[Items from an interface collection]

────────

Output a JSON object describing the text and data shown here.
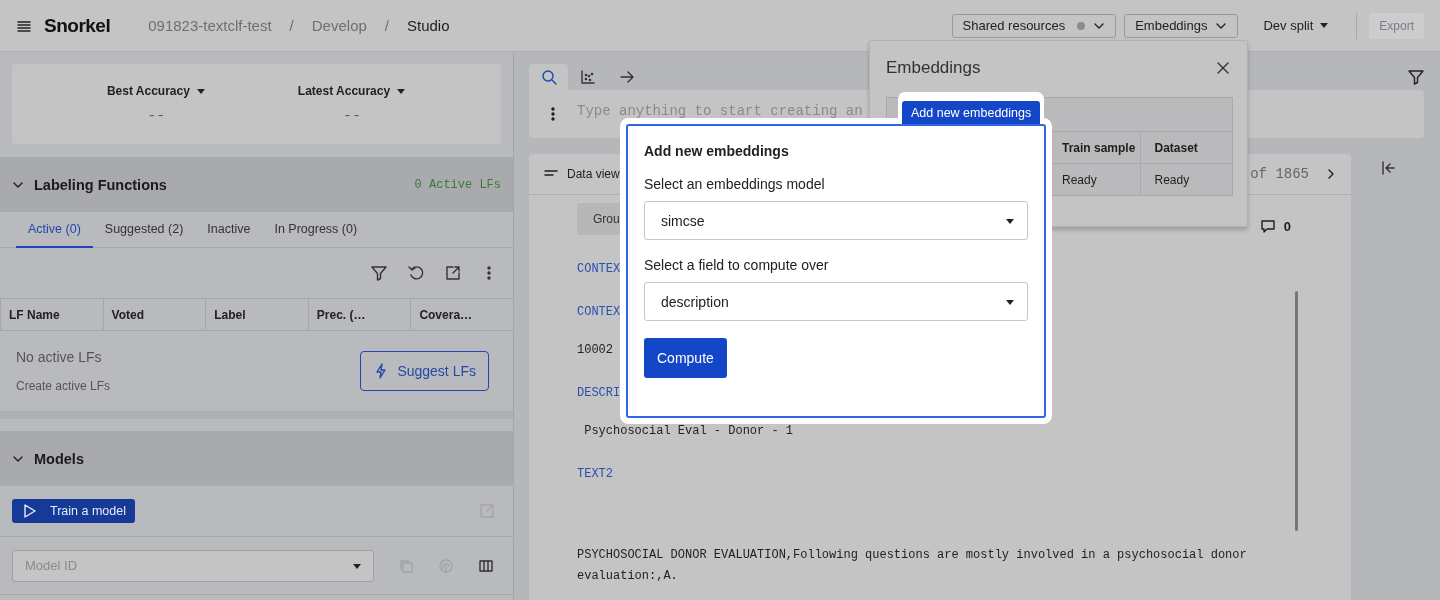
{
  "header": {
    "logo": "Snorkel",
    "breadcrumb": [
      {
        "kind": "link",
        "text": "091823-textclf-test"
      },
      {
        "kind": "separator",
        "text": "/"
      },
      {
        "kind": "link",
        "text": "Develop"
      },
      {
        "kind": "separator",
        "text": "/"
      },
      {
        "kind": "current",
        "text": "Studio"
      }
    ],
    "controls": [
      {
        "kind": "dropdown",
        "label": "Shared resources",
        "status_dot": true,
        "disabled": false
      },
      {
        "kind": "dropdown",
        "label": "Embeddings",
        "status_dot": false,
        "disabled": false
      },
      {
        "kind": "menu",
        "label": "Dev split",
        "status_dot": false,
        "disabled": false
      },
      {
        "kind": "button",
        "label": "Export",
        "status_dot": false,
        "disabled": true
      }
    ]
  },
  "left": {
    "metrics": [
      {
        "label": "Best Accuracy",
        "value": "--"
      },
      {
        "label": "Latest Accuracy",
        "value": "--"
      }
    ],
    "labeling_functions": {
      "title": "Labeling Functions",
      "expanded": true,
      "count": "0 Active LFs",
      "tabs": [
        {
          "label": "Active (0)",
          "selected": true
        },
        {
          "label": "Suggested (2)",
          "selected": false
        },
        {
          "label": "Inactive",
          "selected": false
        },
        {
          "label": "In Progress (0)",
          "selected": false
        }
      ],
      "columns": [
        "LF Name",
        "Voted",
        "Label",
        "Prec. (…",
        "Covera…"
      ],
      "empty_title": "No active LFs",
      "empty_hint": "Create active LFs",
      "suggest_button": "Suggest LFs"
    },
    "models": {
      "title": "Models",
      "expanded": true,
      "train_button": "Train a model",
      "model_select": {
        "placeholder": "Model ID"
      }
    }
  },
  "workspace": {
    "tool_tabs": [
      {
        "kind": "search",
        "selected": true
      },
      {
        "kind": "scatter",
        "selected": false
      },
      {
        "kind": "arrow",
        "selected": false
      }
    ],
    "search": {
      "placeholder": "Type anything to start creating an"
    },
    "data_view": {
      "label": "Data view",
      "filter_chip": "Grou",
      "pager": "of 1865",
      "comment_count": "0",
      "fields": [
        {
          "kind": "key",
          "text": "CONTEX"
        },
        {
          "kind": "key",
          "text": "CONTEX"
        },
        {
          "kind": "value",
          "text": "10002"
        },
        {
          "kind": "key",
          "text": "DESCRI"
        },
        {
          "kind": "value",
          "text": " Psychosocial Eval - Donor - 1"
        },
        {
          "kind": "key",
          "text": "TEXT2"
        },
        {
          "kind": "long_value",
          "text": "PSYCHOSOCIAL DONOR EVALUATION,Following questions are mostly involved in a psychosocial donor evaluation:,A."
        }
      ]
    }
  },
  "embeddings_panel": {
    "title": "Embeddings",
    "columns": [
      "Train sample",
      "Dataset"
    ],
    "rows": [
      [
        "Ready",
        "Ready"
      ]
    ]
  },
  "add_embeddings": {
    "tab": "Add new embeddings",
    "title": "Add new embeddings",
    "model_label": "Select an embeddings model",
    "model_value": "simcse",
    "field_label": "Select a field to compute over",
    "field_value": "description",
    "compute_button": "Compute"
  }
}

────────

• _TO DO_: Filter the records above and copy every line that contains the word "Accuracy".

• _TASK RESPONSE_:
        "label": "Best Accuracy",
        "label": "Latest Accuracy",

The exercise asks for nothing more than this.